(Data about app and page elements)
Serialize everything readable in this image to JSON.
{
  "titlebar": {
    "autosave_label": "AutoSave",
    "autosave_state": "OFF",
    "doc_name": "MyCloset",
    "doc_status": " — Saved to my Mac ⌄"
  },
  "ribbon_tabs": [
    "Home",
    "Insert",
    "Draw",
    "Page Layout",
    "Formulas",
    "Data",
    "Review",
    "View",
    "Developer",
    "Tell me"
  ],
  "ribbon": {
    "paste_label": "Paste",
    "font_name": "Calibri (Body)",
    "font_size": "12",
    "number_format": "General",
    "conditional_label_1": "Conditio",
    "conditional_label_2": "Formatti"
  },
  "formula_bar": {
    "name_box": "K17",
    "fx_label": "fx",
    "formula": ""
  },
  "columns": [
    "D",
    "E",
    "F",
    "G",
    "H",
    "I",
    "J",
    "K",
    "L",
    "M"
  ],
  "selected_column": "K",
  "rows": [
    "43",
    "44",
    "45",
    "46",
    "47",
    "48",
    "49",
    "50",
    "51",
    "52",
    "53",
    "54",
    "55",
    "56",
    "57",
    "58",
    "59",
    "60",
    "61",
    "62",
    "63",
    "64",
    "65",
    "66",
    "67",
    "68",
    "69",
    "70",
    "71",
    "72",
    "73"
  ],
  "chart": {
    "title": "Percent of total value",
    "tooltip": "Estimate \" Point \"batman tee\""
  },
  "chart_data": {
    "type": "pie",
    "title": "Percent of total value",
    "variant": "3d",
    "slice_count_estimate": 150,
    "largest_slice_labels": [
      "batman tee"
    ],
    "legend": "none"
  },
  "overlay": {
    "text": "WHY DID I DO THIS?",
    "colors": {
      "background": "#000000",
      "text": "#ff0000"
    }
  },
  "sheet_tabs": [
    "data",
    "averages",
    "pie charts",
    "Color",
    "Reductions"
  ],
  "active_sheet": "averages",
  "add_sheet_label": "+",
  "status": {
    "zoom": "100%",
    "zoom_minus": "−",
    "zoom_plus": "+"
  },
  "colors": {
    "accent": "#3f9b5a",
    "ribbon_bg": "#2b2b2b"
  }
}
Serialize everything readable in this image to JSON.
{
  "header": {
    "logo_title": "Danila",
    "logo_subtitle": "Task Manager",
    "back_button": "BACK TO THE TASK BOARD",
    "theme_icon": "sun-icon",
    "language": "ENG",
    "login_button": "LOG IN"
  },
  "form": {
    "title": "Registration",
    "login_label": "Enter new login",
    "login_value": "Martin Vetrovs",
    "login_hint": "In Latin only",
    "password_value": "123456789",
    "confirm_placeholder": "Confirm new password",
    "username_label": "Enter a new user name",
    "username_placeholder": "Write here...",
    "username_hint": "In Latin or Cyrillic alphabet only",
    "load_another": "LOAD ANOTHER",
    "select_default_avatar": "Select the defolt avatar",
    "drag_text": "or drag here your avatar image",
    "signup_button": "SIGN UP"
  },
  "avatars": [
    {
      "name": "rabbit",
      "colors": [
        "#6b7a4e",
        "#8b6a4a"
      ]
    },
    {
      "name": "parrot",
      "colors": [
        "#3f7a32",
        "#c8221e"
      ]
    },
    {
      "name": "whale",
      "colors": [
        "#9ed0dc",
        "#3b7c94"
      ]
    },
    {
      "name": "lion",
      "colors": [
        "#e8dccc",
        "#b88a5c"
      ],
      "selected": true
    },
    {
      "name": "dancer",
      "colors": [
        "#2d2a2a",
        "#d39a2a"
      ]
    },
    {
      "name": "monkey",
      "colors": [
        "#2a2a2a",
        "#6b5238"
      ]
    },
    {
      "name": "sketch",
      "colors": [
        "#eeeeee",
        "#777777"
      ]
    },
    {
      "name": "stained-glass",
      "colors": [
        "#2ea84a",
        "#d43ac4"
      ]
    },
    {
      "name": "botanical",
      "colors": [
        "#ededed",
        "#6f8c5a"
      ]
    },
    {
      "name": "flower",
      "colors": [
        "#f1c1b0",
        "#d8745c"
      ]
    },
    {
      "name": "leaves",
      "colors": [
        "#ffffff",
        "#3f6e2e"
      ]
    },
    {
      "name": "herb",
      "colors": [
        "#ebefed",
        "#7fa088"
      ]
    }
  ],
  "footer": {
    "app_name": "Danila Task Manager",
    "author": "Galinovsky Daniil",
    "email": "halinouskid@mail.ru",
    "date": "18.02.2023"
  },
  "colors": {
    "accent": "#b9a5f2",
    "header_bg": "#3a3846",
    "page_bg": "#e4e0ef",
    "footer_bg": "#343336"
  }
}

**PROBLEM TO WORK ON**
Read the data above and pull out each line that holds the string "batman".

**RESULT**
    "tooltip": "Estimate \" Point \"batman tee\""
      "batman tee"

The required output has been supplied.